Data about app and page elements
-=-=-=-=-

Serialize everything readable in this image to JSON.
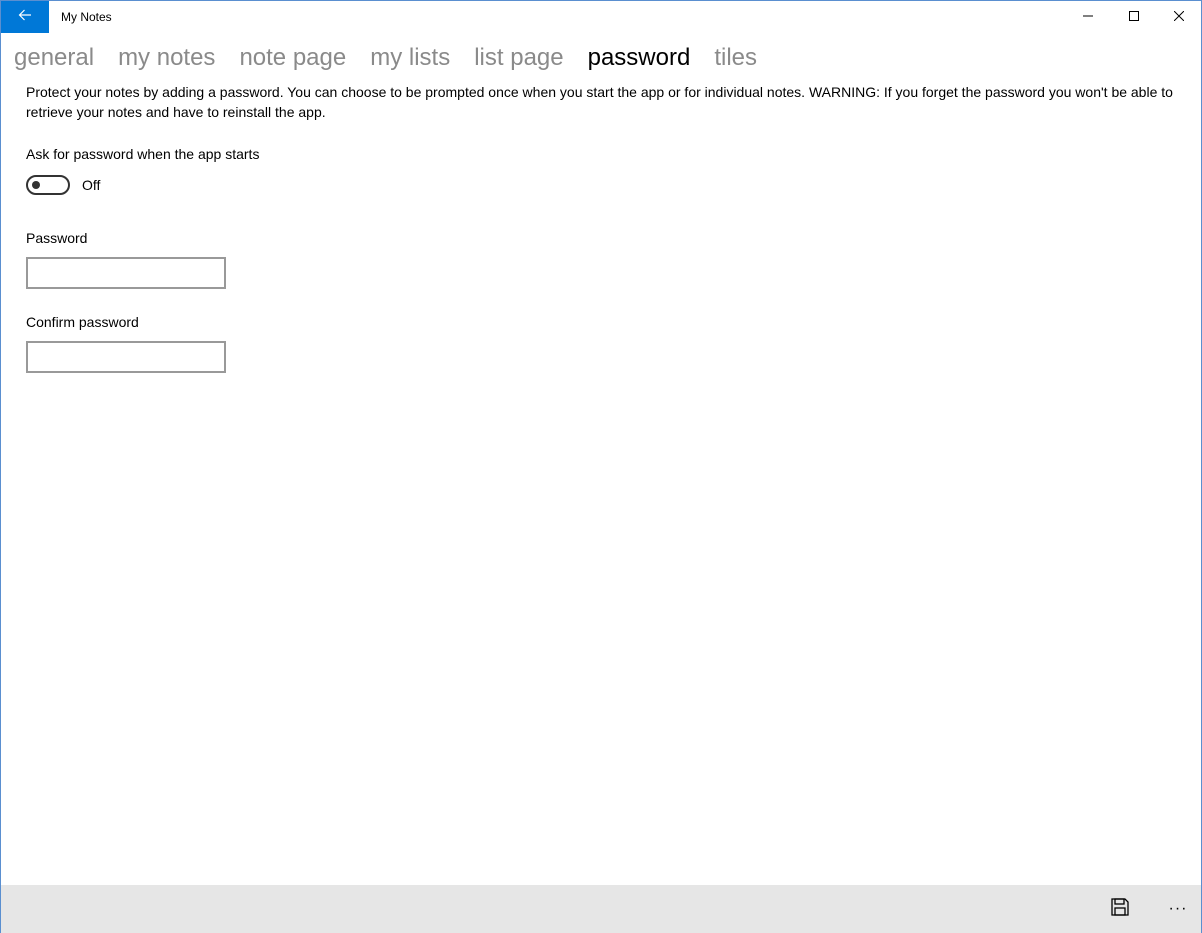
{
  "window": {
    "title": "My Notes",
    "accent_color": "#0078d7"
  },
  "icons": {
    "back": "back-arrow-icon",
    "minimize": "minimize-icon",
    "maximize": "maximize-icon",
    "close": "close-icon",
    "save": "save-icon",
    "more": "more-icon"
  },
  "pivot": {
    "tabs": [
      {
        "label": "general",
        "active": false
      },
      {
        "label": "my notes",
        "active": false
      },
      {
        "label": "note page",
        "active": false
      },
      {
        "label": "my lists",
        "active": false
      },
      {
        "label": "list page",
        "active": false
      },
      {
        "label": "password",
        "active": true
      },
      {
        "label": "tiles",
        "active": false
      }
    ]
  },
  "password_page": {
    "description": "Protect your notes by adding a password. You can choose to be prompted once when you start the app or for individual notes.  WARNING: If you forget the password you won't be able to retrieve your notes and have to reinstall the app.",
    "toggle_header": "Ask for password when the app starts",
    "toggle_state": "Off",
    "password_label": "Password",
    "password_value": "",
    "confirm_label": "Confirm password",
    "confirm_value": ""
  },
  "command_bar": {
    "more_label": "···"
  }
}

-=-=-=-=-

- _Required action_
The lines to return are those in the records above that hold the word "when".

- _Task answer_
    "description": "Protect your notes by adding a password. You can choose to be prompted once when you start the app or for individual notes.  WARNING: If you forget the password you won't be able to retrieve your notes and have to reinstall the app.",
    "toggle_header": "Ask for password when the app starts",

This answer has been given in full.